I also know that there are a significant number of folks in Kentucky who end up going to family court without a lawyer, because they can't afford to hire a lawyer. I'll also guess that in general, they don't do as good a job in presenting their cases as attorneys would have done for them.

So, seems to me, there's a "class system" in place already.

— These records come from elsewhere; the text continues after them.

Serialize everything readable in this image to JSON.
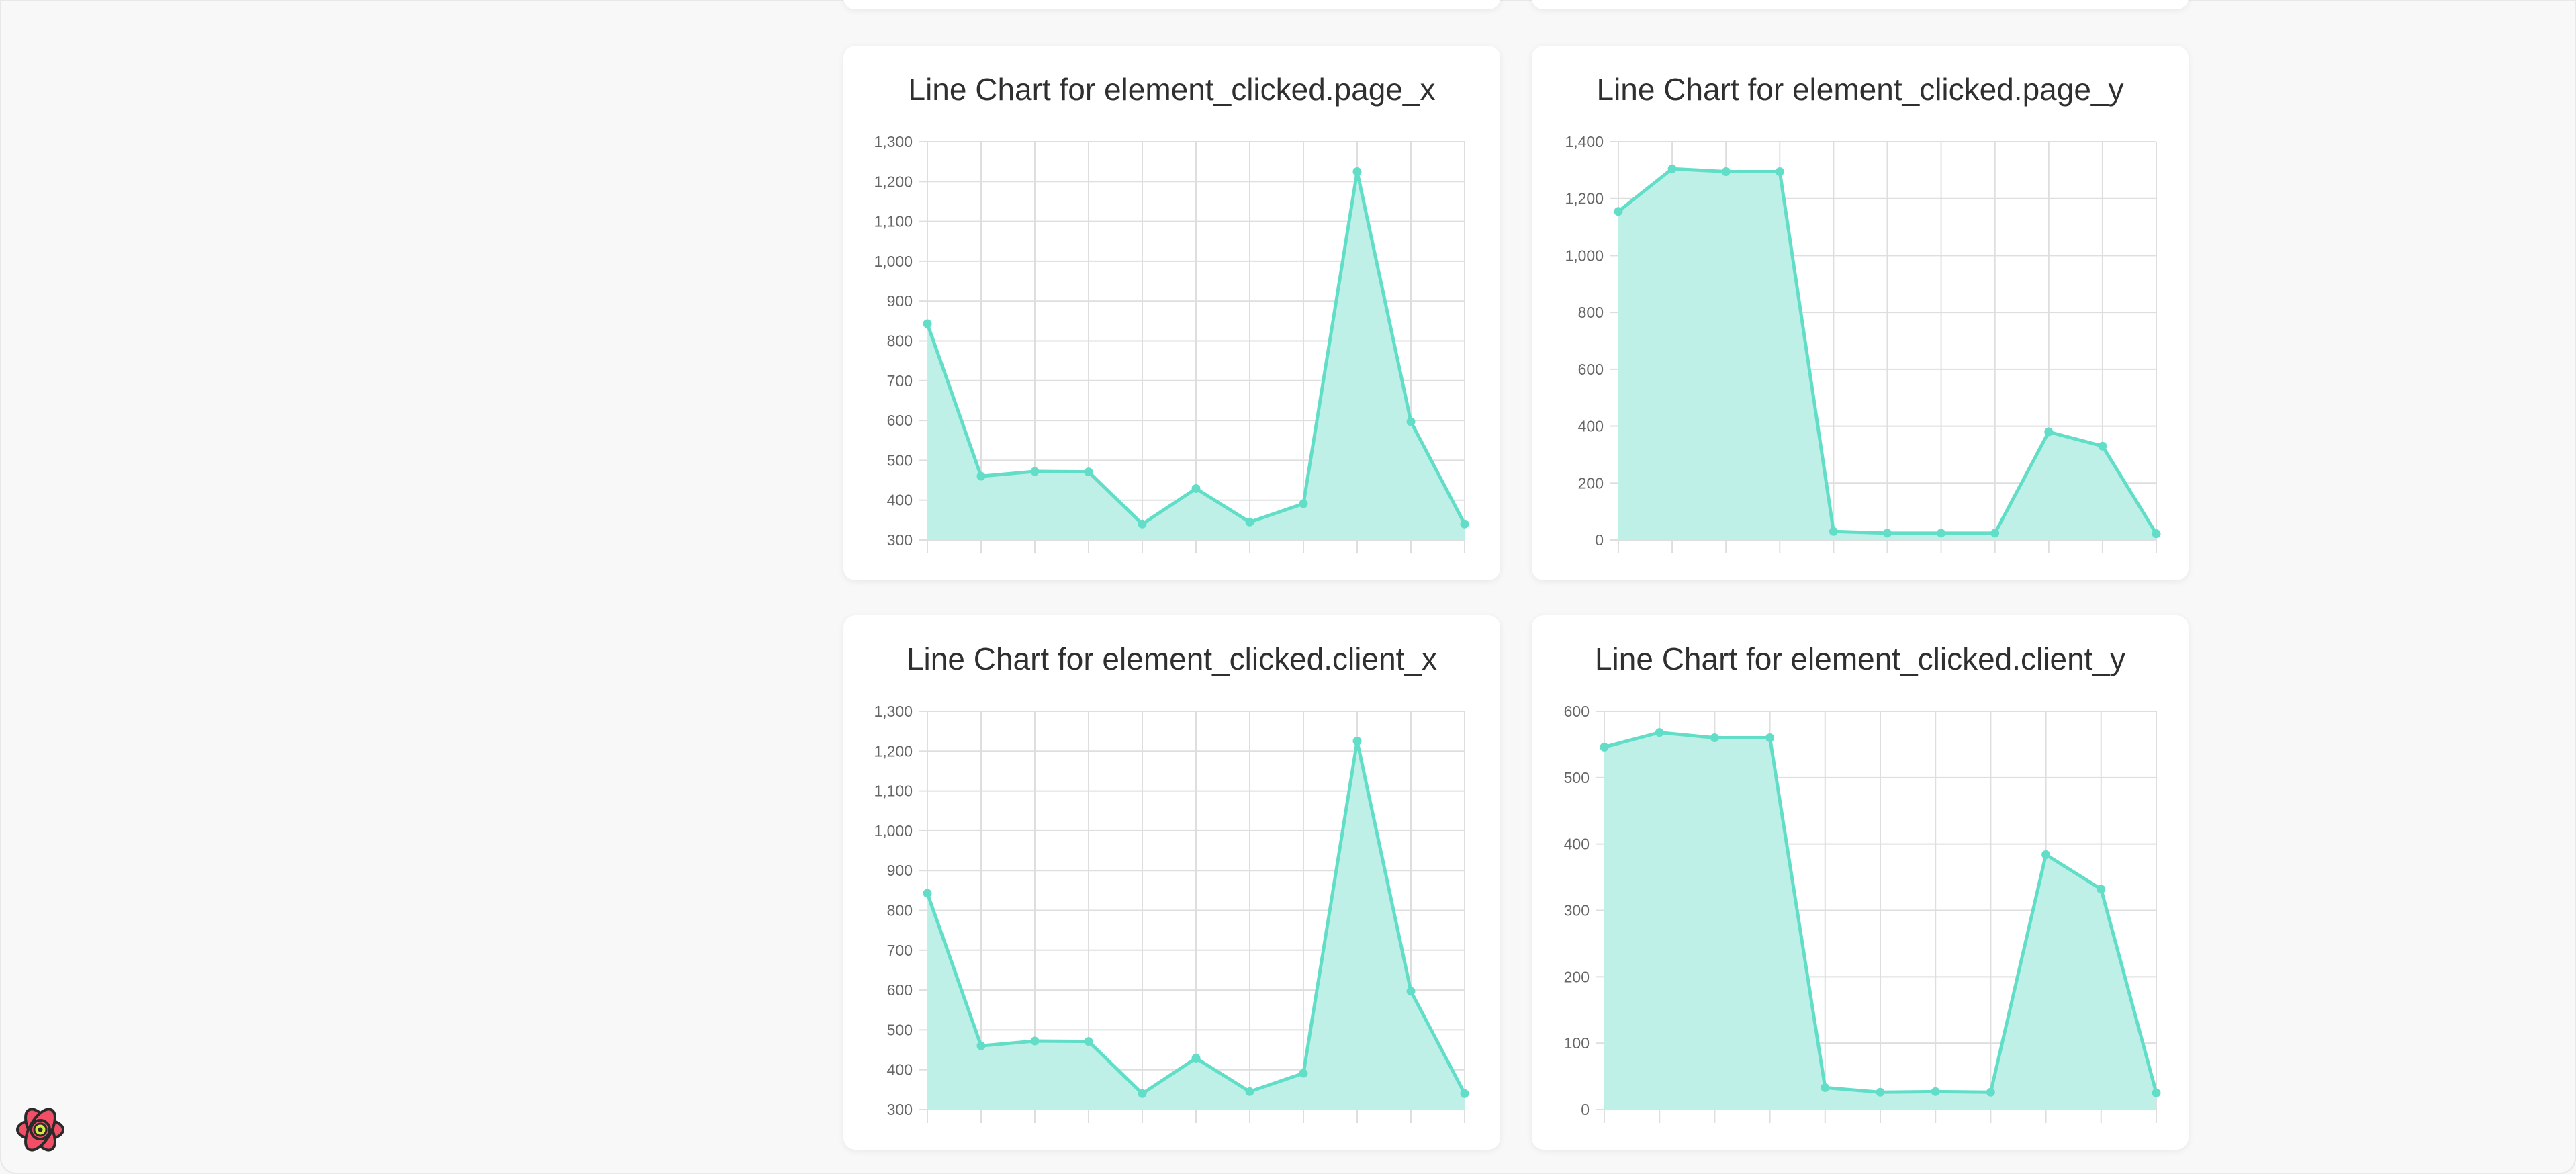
{
  "colors": {
    "page_background": "#f8f8f8",
    "card_background": "#ffffff",
    "series_line": "#62dec8",
    "series_fill": "#bdf0e7",
    "grid": "#dedede",
    "tick_text": "#666666",
    "title_text": "#2f2f2f",
    "react_logo": "#f24f66"
  },
  "icons": {
    "dev_tools": "react-logo-icon"
  },
  "chart_data": [
    {
      "type": "area",
      "title": "Line Chart for element_clicked.page_x",
      "y_ticks": [
        "1,300",
        "1,200",
        "1,100",
        "1,000",
        "900",
        "800",
        "700",
        "600",
        "500",
        "400",
        "300"
      ],
      "ylim": [
        300,
        1300
      ],
      "grid": true,
      "x_points": 11,
      "values": [
        843,
        460,
        472,
        471,
        340,
        429,
        345,
        391,
        1225,
        597,
        340
      ]
    },
    {
      "type": "area",
      "title": "Line Chart for element_clicked.page_y",
      "y_ticks": [
        "1,400",
        "1,200",
        "1,000",
        "800",
        "600",
        "400",
        "200",
        "0"
      ],
      "ylim": [
        0,
        1400
      ],
      "grid": true,
      "x_points": 11,
      "values": [
        1155,
        1305,
        1295,
        1295,
        30,
        24,
        24,
        24,
        380,
        330,
        22
      ]
    },
    {
      "type": "area",
      "title": "Line Chart for element_clicked.client_x",
      "y_ticks": [
        "1,300",
        "1,200",
        "1,100",
        "1,000",
        "900",
        "800",
        "700",
        "600",
        "500",
        "400",
        "300"
      ],
      "ylim": [
        300,
        1300
      ],
      "grid": true,
      "x_points": 11,
      "values": [
        843,
        460,
        472,
        471,
        340,
        429,
        345,
        391,
        1225,
        597,
        340
      ]
    },
    {
      "type": "area",
      "title": "Line Chart for element_clicked.client_y",
      "y_ticks": [
        "600",
        "500",
        "400",
        "300",
        "200",
        "100",
        "0"
      ],
      "ylim": [
        0,
        600
      ],
      "grid": true,
      "x_points": 11,
      "values": [
        546,
        568,
        560,
        560,
        33,
        26,
        27,
        26,
        384,
        332,
        25
      ]
    }
  ]
}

It also seems to me that if litigant couples have the resources and the mutual willingness to take their cases "out of the system" to an arbitrator, mediator, psychologist, clergyperson, or even a guy who'll adjudicate their dispute using a Ouija Board, this actually works to free up scarce judicial system resources for everyone else.

Am I missing something?

A tip of the big grey fedora to Diana L. Skaggs of Kentucky for the pointer.


Friday, February 19, 2010

Custody and Religion, Again.

A Chicago court may be about to jail (link repaired, see also here and here ) a law student/parent for taking his child to church in what seems, from the interview he gave, to be a clear and deliberate violation of a court order.

While a California court would clearly not make a similar order, the manner in which the issue arose here raises a couple of interesting questions:

To what extent can/should a court in a custody case consider, or attempt to govern, conduct of a parent which, without context, is pretty clearly within that parent's core Constitutional rights (whether it's this case, or publishing the details of the custody litigation on a blog, or saying critical things in a public forum about the other parent, or the parent who named his kid "Adolph Hitler") but is actually done in a manner which is clearly calculated to have an impact on the other parent, or at least is reasonably foreseeable to have a substantially unfavorable impact on the child?


You'll note, if you read the story, that Mr. Reyes took his three-year-old daughter to church with a television news crew in tow.

Is parental selfishness, or even plain bone-headedness or vindictiveness, entitled to additional protection if it occurs in the context of parent's exercise of a protected constitutional right?